> **What you should do**
Report back every line below that carries the word "files".

★ ★ ★ ★ ★ ★ ★

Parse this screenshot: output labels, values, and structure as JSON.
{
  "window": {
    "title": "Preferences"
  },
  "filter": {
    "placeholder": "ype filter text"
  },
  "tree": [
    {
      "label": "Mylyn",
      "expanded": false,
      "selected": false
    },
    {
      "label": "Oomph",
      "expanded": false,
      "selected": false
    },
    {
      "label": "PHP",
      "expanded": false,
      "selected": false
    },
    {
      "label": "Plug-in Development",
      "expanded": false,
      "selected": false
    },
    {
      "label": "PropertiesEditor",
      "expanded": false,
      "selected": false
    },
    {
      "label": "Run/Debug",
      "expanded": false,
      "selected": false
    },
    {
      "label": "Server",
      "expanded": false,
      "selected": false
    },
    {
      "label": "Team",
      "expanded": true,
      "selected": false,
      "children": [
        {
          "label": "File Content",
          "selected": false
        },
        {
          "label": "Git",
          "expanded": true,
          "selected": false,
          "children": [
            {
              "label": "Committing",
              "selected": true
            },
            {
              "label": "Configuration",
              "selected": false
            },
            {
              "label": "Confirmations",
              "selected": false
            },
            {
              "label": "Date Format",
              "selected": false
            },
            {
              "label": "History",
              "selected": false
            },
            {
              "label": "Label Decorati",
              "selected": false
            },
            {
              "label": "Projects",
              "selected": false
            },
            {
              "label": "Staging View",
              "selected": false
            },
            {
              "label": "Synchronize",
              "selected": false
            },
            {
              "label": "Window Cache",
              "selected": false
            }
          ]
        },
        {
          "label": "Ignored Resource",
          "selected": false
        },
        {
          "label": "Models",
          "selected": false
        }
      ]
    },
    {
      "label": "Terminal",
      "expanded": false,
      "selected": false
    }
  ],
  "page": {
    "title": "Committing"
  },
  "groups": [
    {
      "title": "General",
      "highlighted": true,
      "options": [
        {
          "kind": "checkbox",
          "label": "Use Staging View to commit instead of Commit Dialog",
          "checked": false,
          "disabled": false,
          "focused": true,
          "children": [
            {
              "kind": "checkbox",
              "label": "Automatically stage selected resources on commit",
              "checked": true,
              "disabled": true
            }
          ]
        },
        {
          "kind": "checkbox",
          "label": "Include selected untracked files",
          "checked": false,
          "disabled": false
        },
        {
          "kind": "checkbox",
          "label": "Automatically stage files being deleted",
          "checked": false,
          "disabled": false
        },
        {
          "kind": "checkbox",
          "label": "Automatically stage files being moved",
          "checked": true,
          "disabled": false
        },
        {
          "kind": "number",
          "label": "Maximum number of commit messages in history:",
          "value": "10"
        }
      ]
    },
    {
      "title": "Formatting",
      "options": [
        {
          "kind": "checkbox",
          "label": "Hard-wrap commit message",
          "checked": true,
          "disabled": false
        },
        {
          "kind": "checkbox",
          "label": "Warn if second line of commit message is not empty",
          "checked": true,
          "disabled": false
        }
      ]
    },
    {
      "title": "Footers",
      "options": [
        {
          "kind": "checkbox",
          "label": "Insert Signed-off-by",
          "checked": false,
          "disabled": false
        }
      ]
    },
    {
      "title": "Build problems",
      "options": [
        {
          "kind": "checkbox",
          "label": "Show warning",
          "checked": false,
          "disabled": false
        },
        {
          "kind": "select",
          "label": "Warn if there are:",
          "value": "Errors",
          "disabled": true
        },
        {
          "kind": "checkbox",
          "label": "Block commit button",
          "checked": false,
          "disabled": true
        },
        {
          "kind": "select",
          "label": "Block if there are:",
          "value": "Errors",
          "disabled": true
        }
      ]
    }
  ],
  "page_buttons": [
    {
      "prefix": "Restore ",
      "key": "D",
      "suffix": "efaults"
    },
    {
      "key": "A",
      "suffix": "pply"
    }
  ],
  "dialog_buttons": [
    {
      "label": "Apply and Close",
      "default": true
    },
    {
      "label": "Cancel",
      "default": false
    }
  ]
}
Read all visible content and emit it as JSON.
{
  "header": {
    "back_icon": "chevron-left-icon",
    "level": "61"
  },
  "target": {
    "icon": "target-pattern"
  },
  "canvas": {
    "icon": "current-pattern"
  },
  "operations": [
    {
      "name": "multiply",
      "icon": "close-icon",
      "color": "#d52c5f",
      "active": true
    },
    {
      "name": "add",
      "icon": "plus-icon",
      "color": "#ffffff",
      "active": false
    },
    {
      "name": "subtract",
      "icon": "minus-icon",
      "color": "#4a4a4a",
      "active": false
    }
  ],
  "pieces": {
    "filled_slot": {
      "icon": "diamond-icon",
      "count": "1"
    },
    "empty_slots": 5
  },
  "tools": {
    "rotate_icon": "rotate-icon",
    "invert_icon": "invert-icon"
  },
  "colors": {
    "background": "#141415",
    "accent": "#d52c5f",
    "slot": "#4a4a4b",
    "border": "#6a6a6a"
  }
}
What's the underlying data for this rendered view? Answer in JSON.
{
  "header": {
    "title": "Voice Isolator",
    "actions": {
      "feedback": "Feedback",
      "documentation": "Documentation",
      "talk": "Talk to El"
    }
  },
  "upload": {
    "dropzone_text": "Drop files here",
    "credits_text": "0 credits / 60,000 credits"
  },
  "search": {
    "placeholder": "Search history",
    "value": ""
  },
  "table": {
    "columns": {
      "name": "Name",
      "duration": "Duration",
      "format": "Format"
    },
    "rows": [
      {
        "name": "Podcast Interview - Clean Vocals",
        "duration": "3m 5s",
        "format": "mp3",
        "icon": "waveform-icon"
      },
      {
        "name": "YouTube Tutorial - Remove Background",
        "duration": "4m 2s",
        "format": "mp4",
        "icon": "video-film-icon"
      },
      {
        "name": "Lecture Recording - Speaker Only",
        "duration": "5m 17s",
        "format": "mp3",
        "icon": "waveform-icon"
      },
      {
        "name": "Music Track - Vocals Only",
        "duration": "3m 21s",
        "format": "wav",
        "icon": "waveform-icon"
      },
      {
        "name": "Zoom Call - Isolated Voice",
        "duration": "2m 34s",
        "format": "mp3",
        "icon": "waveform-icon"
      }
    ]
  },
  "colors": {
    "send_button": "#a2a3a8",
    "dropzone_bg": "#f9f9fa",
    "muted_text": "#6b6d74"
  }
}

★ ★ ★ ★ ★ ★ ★

> **Exercise solution**
          "label": "Include selected untracked files",
          "label": "Automatically stage files being deleted",
          "label": "Automatically stage files being moved",
    "dropzone_text": "Drop files here",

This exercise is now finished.